© September 8, 2008
Not every story, especially a true story, begins with its narrator (hero?) lying in a pool of his own blood and ends up relatively happy, um, eventually.
Not exactly “Happily EVER After”…let’s just say, happy for at least that one weekend.
Because, in 1978, my having a happy time of any length, was a rare experience, indeed. But it inevitably led to my meeting the incredible, the-larger-than-life Giuseppe Rabinowitz, a bizarre character that neither you, nor I, will ever forget.
In Fall, 1978, I was embroiled in a vicious competitive battle with a major Chicago magazine distribution company. It began in 1976 and would end in March of 1980. Even though they are gone now, even though their name is erased from their former buildings in Chicago, I will not name them. It hasn’t been long enough, yet, for me.
One of my good accounts, out of sixty, was located in the chic shopping Mall on Chicago’s North Side. I would deliver several heavy magazines bundles to that particular store twice each week.
The Mall required all deliveries be made in the back or west side of the building, through a slim alleyway with all the trucks backing up flush to a concrete docking area. There were no supervisory people there, just the bare dock, and frequently, I would back in my thirteen-ton truck, unload the store’s order onto my hand truck, deliver it and then return and drive away without ever seeing another person. But I would learn that the docking area was NOT unobserved. Soon.

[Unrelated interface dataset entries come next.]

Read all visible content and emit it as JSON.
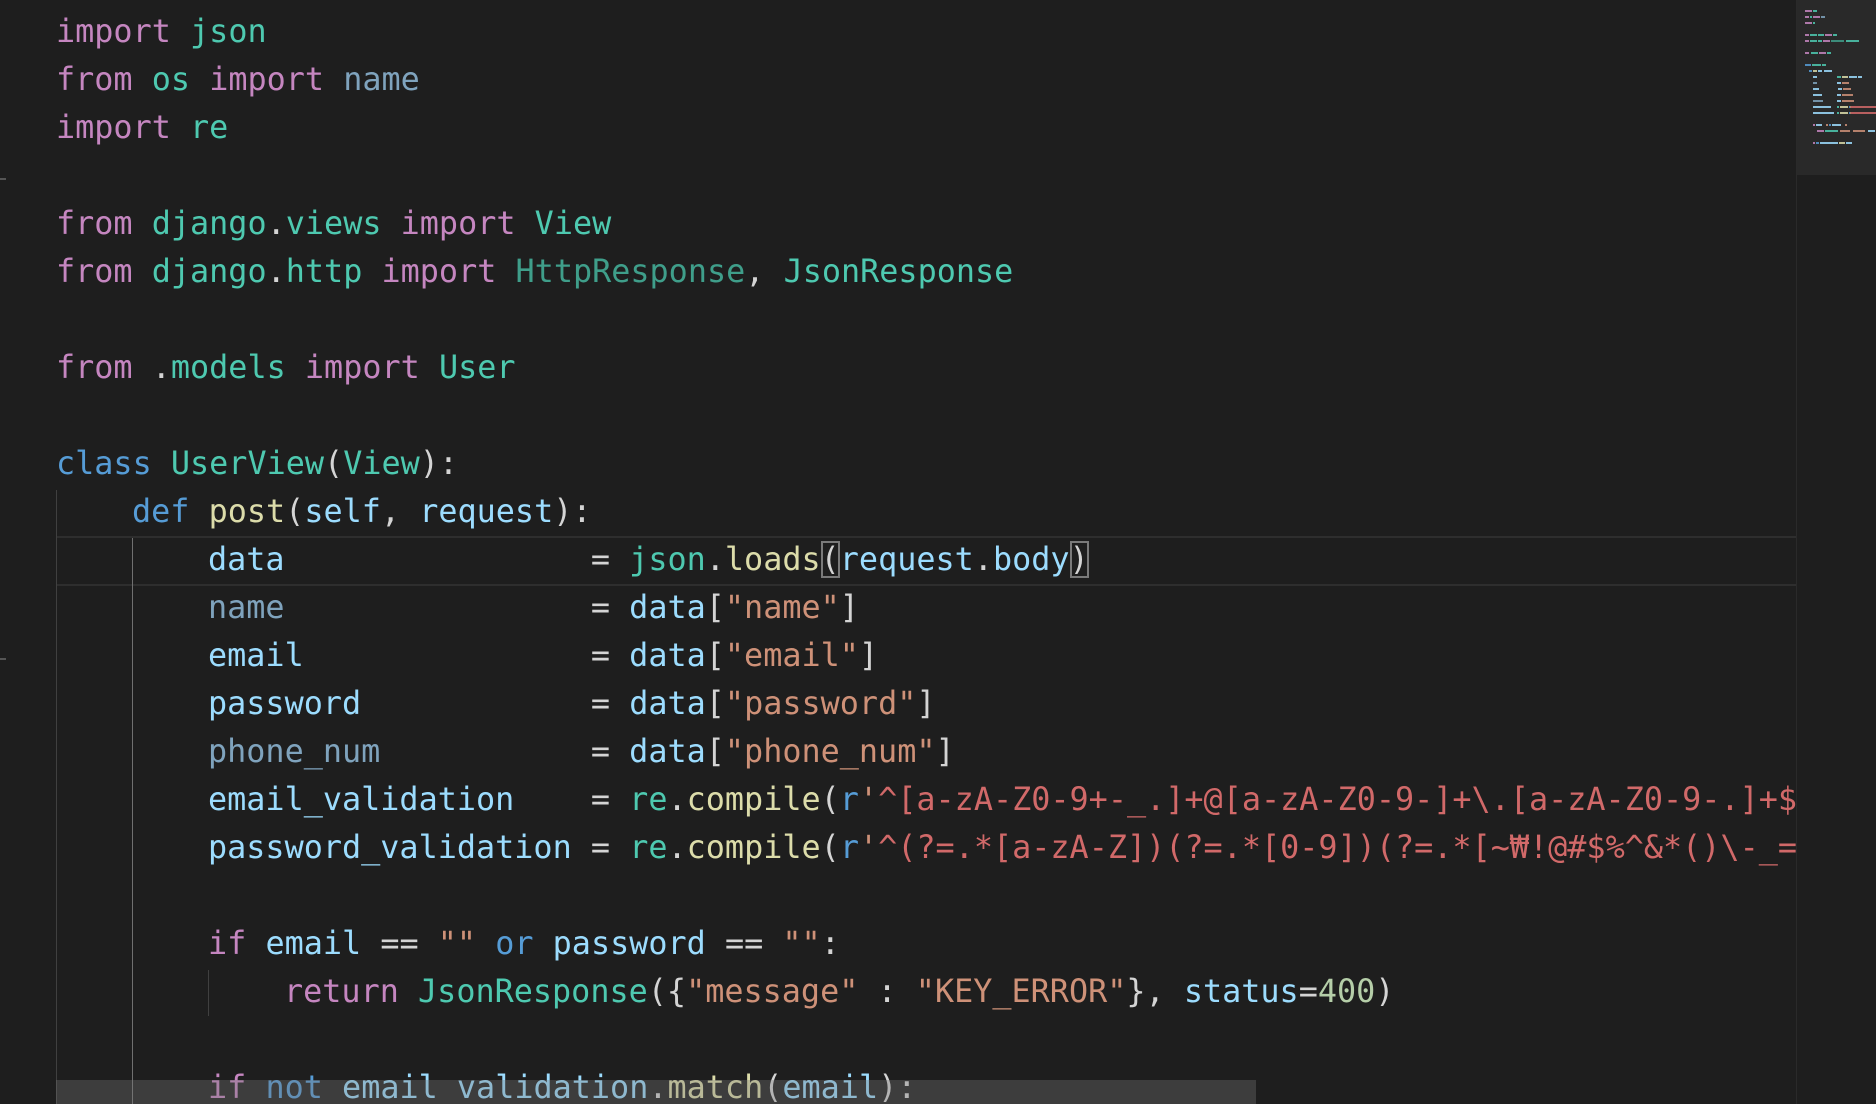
{
  "editor": {
    "language": "python",
    "colors": {
      "background": "#1e1e1e",
      "keyword": "#c586c0",
      "storage": "#569cd6",
      "module": "#4ec9b0",
      "variable": "#9cdcfe",
      "function": "#dcdcaa",
      "string": "#ce9178",
      "regex": "#d16969",
      "number": "#b5cea8"
    },
    "lines": [
      {
        "row": 0,
        "indent": 0,
        "tokens": [
          [
            "import",
            "kw-purple"
          ],
          [
            " ",
            "pun"
          ],
          [
            "json",
            "mod"
          ]
        ]
      },
      {
        "row": 1,
        "indent": 0,
        "tokens": [
          [
            "from",
            "kw-purple"
          ],
          [
            " ",
            "pun"
          ],
          [
            "os",
            "mod"
          ],
          [
            " ",
            "pun"
          ],
          [
            "import",
            "kw-purple"
          ],
          [
            " ",
            "pun"
          ],
          [
            "name",
            "var-dim"
          ]
        ]
      },
      {
        "row": 2,
        "indent": 0,
        "tokens": [
          [
            "import",
            "kw-purple"
          ],
          [
            " ",
            "pun"
          ],
          [
            "re",
            "mod"
          ]
        ]
      },
      {
        "row": 4,
        "indent": 0,
        "tokens": [
          [
            "from",
            "kw-purple"
          ],
          [
            " ",
            "pun"
          ],
          [
            "django",
            "mod"
          ],
          [
            ".",
            "pun"
          ],
          [
            "views",
            "mod"
          ],
          [
            " ",
            "pun"
          ],
          [
            "import",
            "kw-purple"
          ],
          [
            " ",
            "pun"
          ],
          [
            "View",
            "cls"
          ]
        ]
      },
      {
        "row": 5,
        "indent": 0,
        "tokens": [
          [
            "from",
            "kw-purple"
          ],
          [
            " ",
            "pun"
          ],
          [
            "django",
            "mod"
          ],
          [
            ".",
            "pun"
          ],
          [
            "http",
            "mod"
          ],
          [
            " ",
            "pun"
          ],
          [
            "import",
            "kw-purple"
          ],
          [
            " ",
            "pun"
          ],
          [
            "HttpResponse",
            "cls-dim"
          ],
          [
            ", ",
            "pun"
          ],
          [
            "JsonResponse",
            "cls"
          ]
        ]
      },
      {
        "row": 7,
        "indent": 0,
        "tokens": [
          [
            "from",
            "kw-purple"
          ],
          [
            " .",
            "pun"
          ],
          [
            "models",
            "mod"
          ],
          [
            " ",
            "pun"
          ],
          [
            "import",
            "kw-purple"
          ],
          [
            " ",
            "pun"
          ],
          [
            "User",
            "cls"
          ]
        ]
      },
      {
        "row": 9,
        "indent": 0,
        "tokens": [
          [
            "class",
            "kw-blue"
          ],
          [
            " ",
            "pun"
          ],
          [
            "UserView",
            "cls"
          ],
          [
            "(",
            "pun"
          ],
          [
            "View",
            "cls"
          ],
          [
            "):",
            "pun"
          ]
        ]
      },
      {
        "row": 10,
        "indent": 1,
        "tokens": [
          [
            "def",
            "kw-blue"
          ],
          [
            " ",
            "pun"
          ],
          [
            "post",
            "fn"
          ],
          [
            "(",
            "pun"
          ],
          [
            "self",
            "var"
          ],
          [
            ", ",
            "pun"
          ],
          [
            "request",
            "var"
          ],
          [
            "):",
            "pun"
          ]
        ]
      },
      {
        "row": 11,
        "indent": 2,
        "tokens": [
          [
            "data",
            "var"
          ],
          [
            "                ",
            "pun"
          ],
          [
            "= ",
            "pun"
          ],
          [
            "json",
            "mod"
          ],
          [
            ".",
            "pun"
          ],
          [
            "loads",
            "fn"
          ],
          [
            "(",
            "pun bracket-box"
          ],
          [
            "request",
            "var"
          ],
          [
            ".",
            "pun"
          ],
          [
            "body",
            "var"
          ],
          [
            ")",
            "pun bracket-box"
          ]
        ]
      },
      {
        "row": 12,
        "indent": 2,
        "tokens": [
          [
            "name",
            "var-dim"
          ],
          [
            "                ",
            "pun"
          ],
          [
            "= ",
            "pun"
          ],
          [
            "data",
            "var"
          ],
          [
            "[",
            "pun"
          ],
          [
            "\"name\"",
            "str"
          ],
          [
            "]",
            "pun"
          ]
        ]
      },
      {
        "row": 13,
        "indent": 2,
        "tokens": [
          [
            "email",
            "var"
          ],
          [
            "               ",
            "pun"
          ],
          [
            "= ",
            "pun"
          ],
          [
            "data",
            "var"
          ],
          [
            "[",
            "pun"
          ],
          [
            "\"email\"",
            "str"
          ],
          [
            "]",
            "pun"
          ]
        ]
      },
      {
        "row": 14,
        "indent": 2,
        "tokens": [
          [
            "password",
            "var"
          ],
          [
            "            ",
            "pun"
          ],
          [
            "= ",
            "pun"
          ],
          [
            "data",
            "var"
          ],
          [
            "[",
            "pun"
          ],
          [
            "\"password\"",
            "str"
          ],
          [
            "]",
            "pun"
          ]
        ]
      },
      {
        "row": 15,
        "indent": 2,
        "tokens": [
          [
            "phone_num",
            "var-dim"
          ],
          [
            "           ",
            "pun"
          ],
          [
            "= ",
            "pun"
          ],
          [
            "data",
            "var"
          ],
          [
            "[",
            "pun"
          ],
          [
            "\"phone_num\"",
            "str"
          ],
          [
            "]",
            "pun"
          ]
        ]
      },
      {
        "row": 16,
        "indent": 2,
        "tokens": [
          [
            "email_validation",
            "var"
          ],
          [
            "    ",
            "pun"
          ],
          [
            "= ",
            "pun"
          ],
          [
            "re",
            "mod"
          ],
          [
            ".",
            "pun"
          ],
          [
            "compile",
            "fn"
          ],
          [
            "(",
            "pun"
          ],
          [
            "r",
            "kw-blue"
          ],
          [
            "'",
            "str"
          ],
          [
            "^[a-zA-Z0-9+-_.]+@[a-zA-Z0-9-]+\\.[a-zA-Z0-9-.]+$",
            "rx"
          ]
        ]
      },
      {
        "row": 17,
        "indent": 2,
        "tokens": [
          [
            "password_validation",
            "var"
          ],
          [
            " ",
            "pun"
          ],
          [
            "= ",
            "pun"
          ],
          [
            "re",
            "mod"
          ],
          [
            ".",
            "pun"
          ],
          [
            "compile",
            "fn"
          ],
          [
            "(",
            "pun"
          ],
          [
            "r",
            "kw-blue"
          ],
          [
            "'",
            "str"
          ],
          [
            "^(?=.*[a-zA-Z])(?=.*[0-9])(?=.*[~₩!@#$%^&*()\\-_=",
            "rx"
          ]
        ]
      },
      {
        "row": 19,
        "indent": 2,
        "tokens": [
          [
            "if",
            "kw-purple"
          ],
          [
            " ",
            "pun"
          ],
          [
            "email",
            "var"
          ],
          [
            " == ",
            "pun"
          ],
          [
            "\"\"",
            "str"
          ],
          [
            " ",
            "pun"
          ],
          [
            "or",
            "kw-blue"
          ],
          [
            " ",
            "pun"
          ],
          [
            "password",
            "var"
          ],
          [
            " == ",
            "pun"
          ],
          [
            "\"\"",
            "str"
          ],
          [
            ":",
            "pun"
          ]
        ]
      },
      {
        "row": 20,
        "indent": 3,
        "tokens": [
          [
            "return",
            "kw-purple"
          ],
          [
            " ",
            "pun"
          ],
          [
            "JsonResponse",
            "cls"
          ],
          [
            "({",
            "pun"
          ],
          [
            "\"message\"",
            "str"
          ],
          [
            " : ",
            "pun"
          ],
          [
            "\"KEY_ERROR\"",
            "str"
          ],
          [
            "}, ",
            "pun"
          ],
          [
            "status",
            "var"
          ],
          [
            "=",
            "pun"
          ],
          [
            "400",
            "num"
          ],
          [
            ")",
            "pun"
          ]
        ]
      },
      {
        "row": 22,
        "indent": 2,
        "tokens": [
          [
            "if",
            "kw-purple"
          ],
          [
            " ",
            "pun"
          ],
          [
            "not",
            "kw-blue"
          ],
          [
            " ",
            "pun"
          ],
          [
            "email_validation",
            "var"
          ],
          [
            ".",
            "pun"
          ],
          [
            "match",
            "fn"
          ],
          [
            "(",
            "pun"
          ],
          [
            "email",
            "var"
          ],
          [
            "):",
            "pun"
          ]
        ]
      }
    ]
  }
}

One cool Autumn day, I was running late in heavy traffic. I quickly backed my big truck into the docking area, like I’d done over one hundred times, uneventfully, jumped out of my cab into the otherwise empty delivery area, lifted myself up onto the dock that was level with the back of the truck, unlocked the strong black iron lever that kept my truck’s overhead door secure, lifted up the door and immediately began separating the correct five bundles from the one hundred bundles squashed together in the back of my truck. I worked alone, almost always, and had to be fast and efficient to keep my accounts happy and not lose them.
I was 28, slender, athletic, pretty fit and very fast. Working sixteen hours a day was a good way to stay thin, but I don’t recommend it to anyone. Inside of my truck the overhead light was burned out, so I struggled to single out the right bundles by their account numbers. I had a computer print-out list with how many bundles there were for each account. My sturdy, aluminum, custom-designed, oversized hand truck was waiting on the dock to receive the bundles. I grabbed several bundles, two bigger ones in my stronger left hand, and one smaller bundle in my right one. I held the smaller bundle flat against my chest so I could lean my body a little to the right, to balance the dead weight of the two bigger bundles.